Goal of the exercise: In the records below, find each line that holds "screenshot" and return it.

Records supplied:
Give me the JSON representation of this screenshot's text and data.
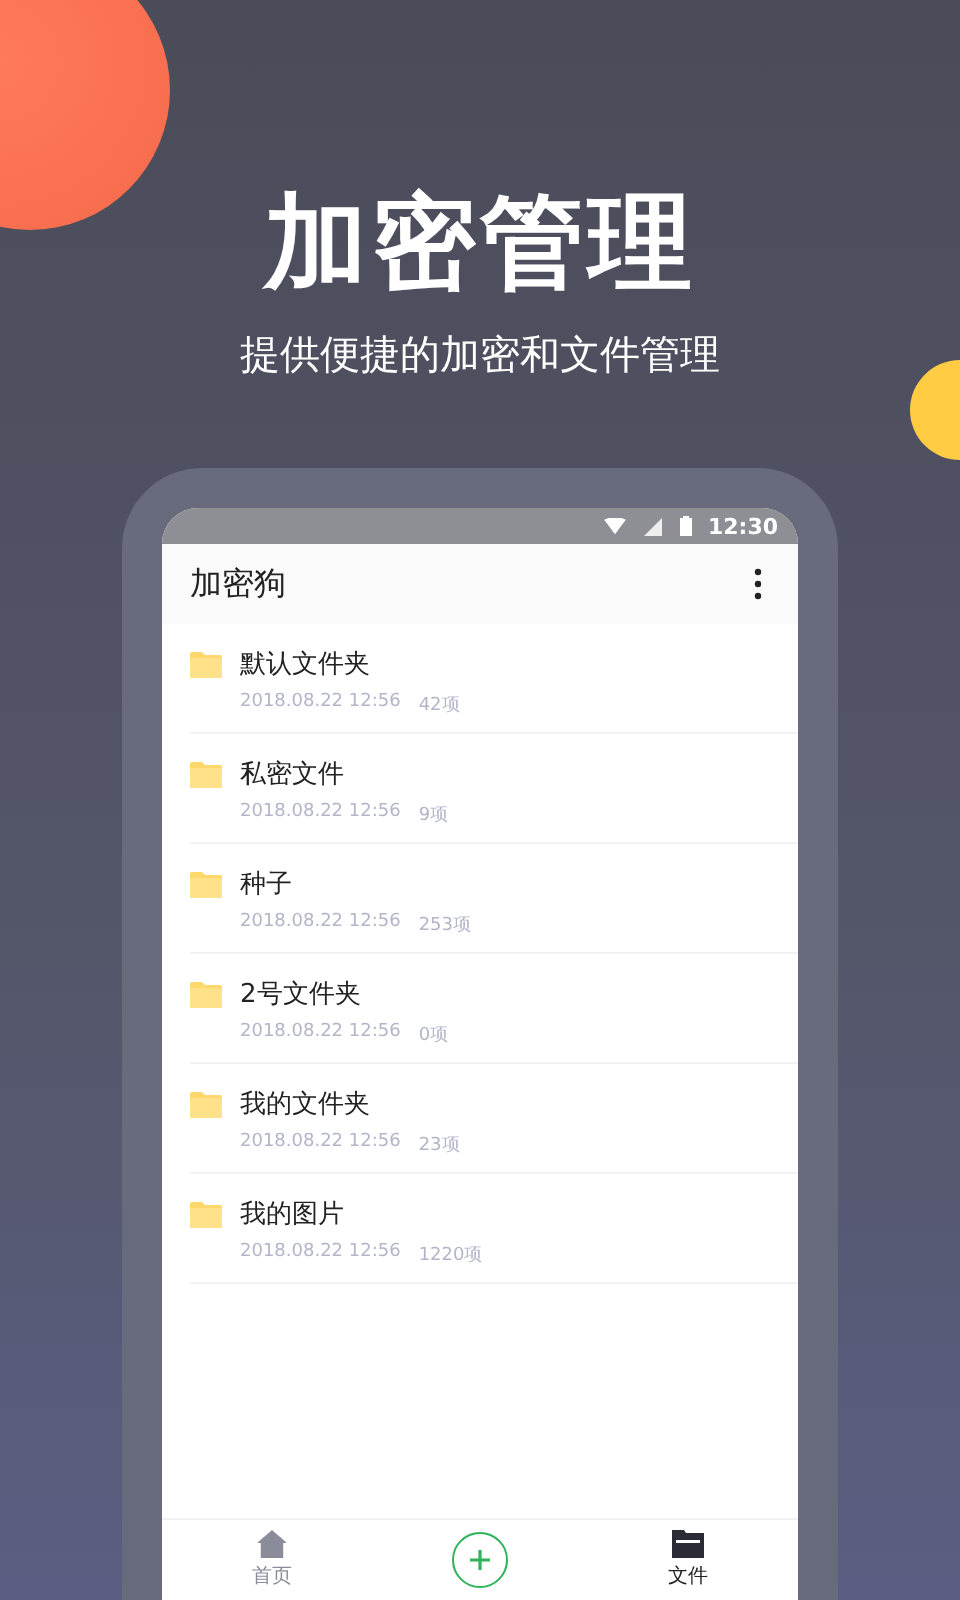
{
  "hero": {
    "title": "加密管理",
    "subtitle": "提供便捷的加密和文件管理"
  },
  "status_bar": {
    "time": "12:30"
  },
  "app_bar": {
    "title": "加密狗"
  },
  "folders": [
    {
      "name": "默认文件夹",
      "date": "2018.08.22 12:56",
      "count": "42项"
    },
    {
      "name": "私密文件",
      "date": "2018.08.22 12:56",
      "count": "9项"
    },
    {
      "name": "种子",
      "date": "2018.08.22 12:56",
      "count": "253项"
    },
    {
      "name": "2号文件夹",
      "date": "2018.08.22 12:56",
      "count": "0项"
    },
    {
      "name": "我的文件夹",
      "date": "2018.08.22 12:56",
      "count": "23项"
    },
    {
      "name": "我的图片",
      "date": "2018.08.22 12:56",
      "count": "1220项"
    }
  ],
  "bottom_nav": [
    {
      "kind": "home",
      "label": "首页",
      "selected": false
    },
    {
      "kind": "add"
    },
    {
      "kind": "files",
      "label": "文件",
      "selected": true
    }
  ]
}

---

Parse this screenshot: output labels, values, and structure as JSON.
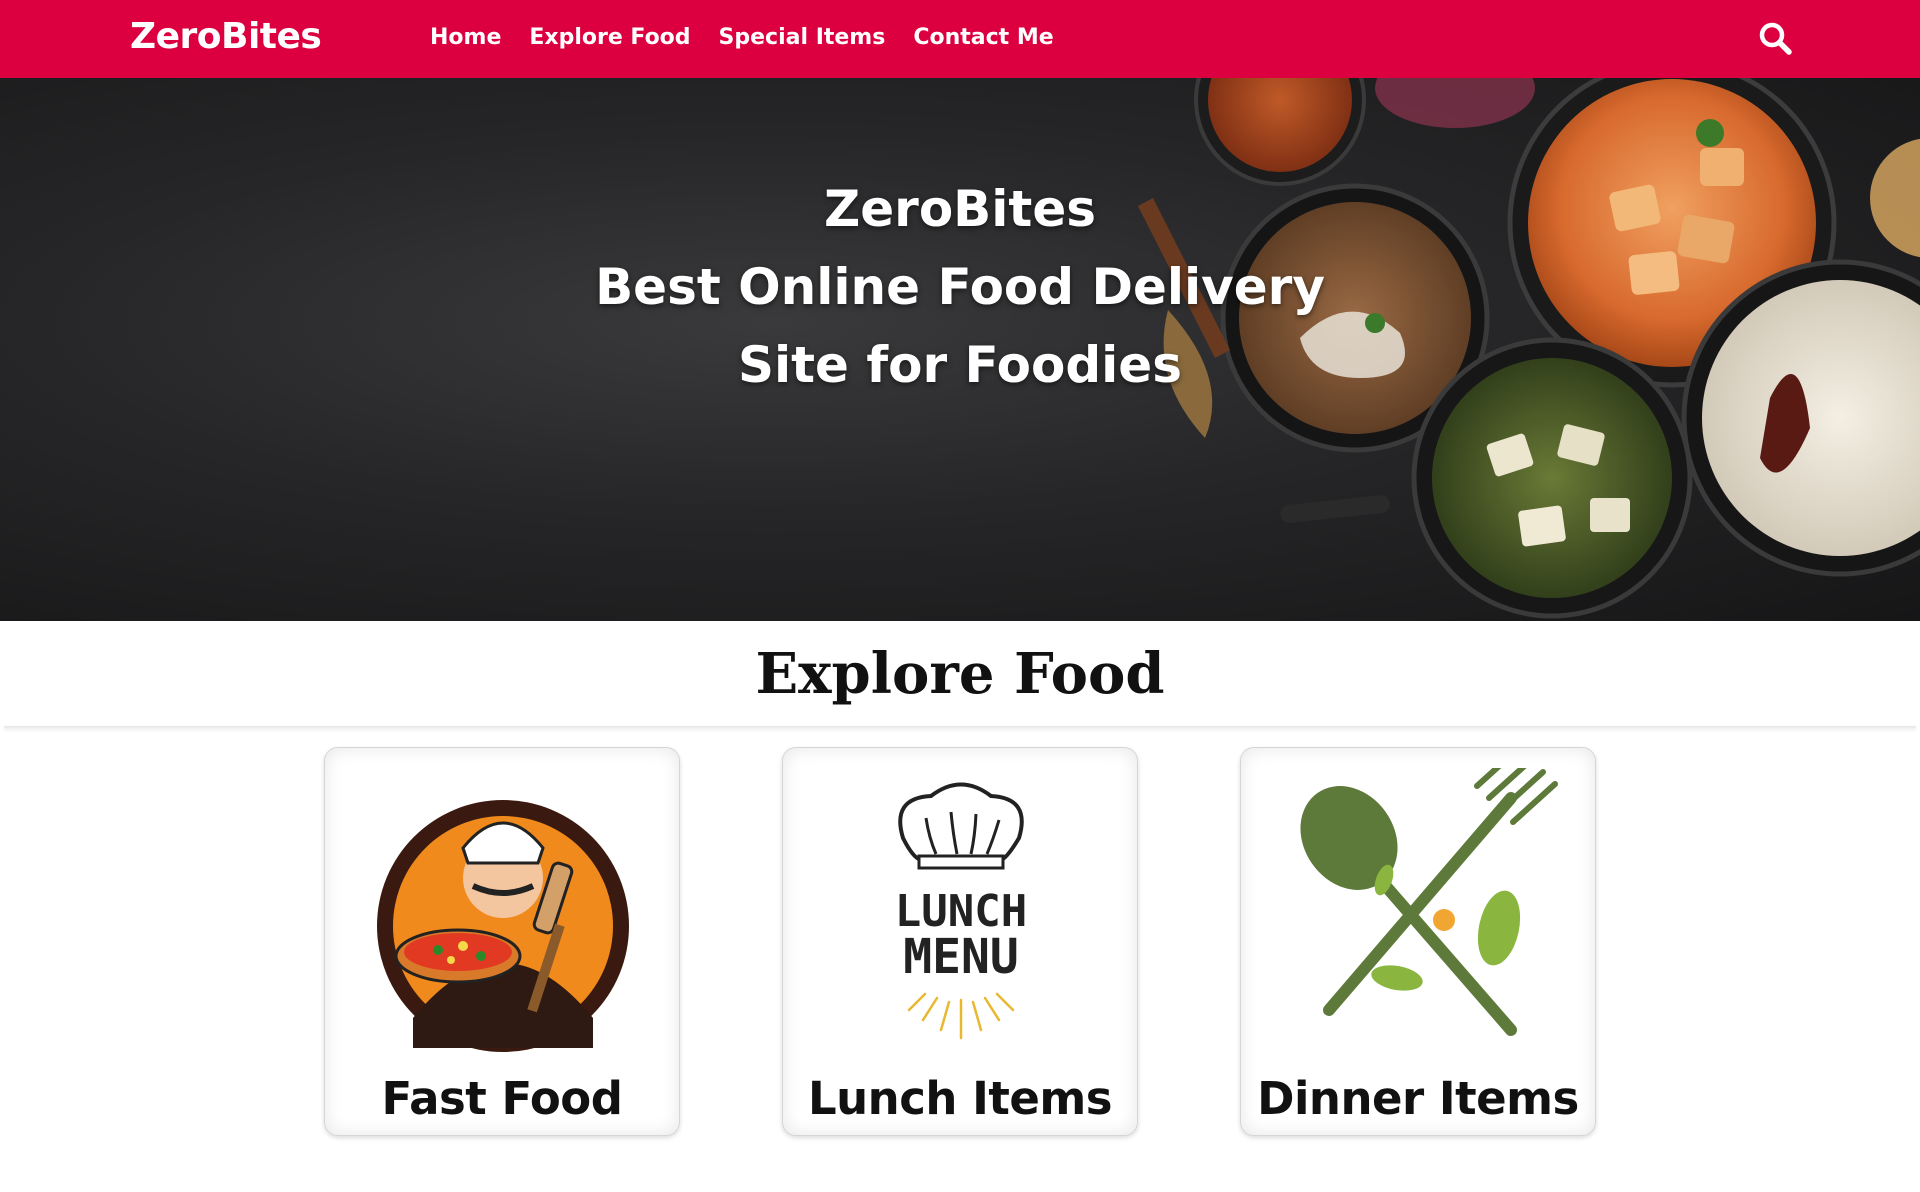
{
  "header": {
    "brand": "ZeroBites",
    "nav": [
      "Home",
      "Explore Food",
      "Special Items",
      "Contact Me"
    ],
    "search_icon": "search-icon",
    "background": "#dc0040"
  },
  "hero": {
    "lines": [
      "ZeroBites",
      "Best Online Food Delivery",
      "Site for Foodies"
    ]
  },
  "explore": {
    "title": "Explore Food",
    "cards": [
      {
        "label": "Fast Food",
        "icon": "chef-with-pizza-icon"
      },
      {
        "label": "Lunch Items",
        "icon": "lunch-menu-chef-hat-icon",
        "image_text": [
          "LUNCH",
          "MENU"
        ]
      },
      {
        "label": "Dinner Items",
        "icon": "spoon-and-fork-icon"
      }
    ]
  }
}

Task response:
Give me the JSON representation of this screenshot's text and data.
Parse this screenshot: output labels, values, and structure as JSON.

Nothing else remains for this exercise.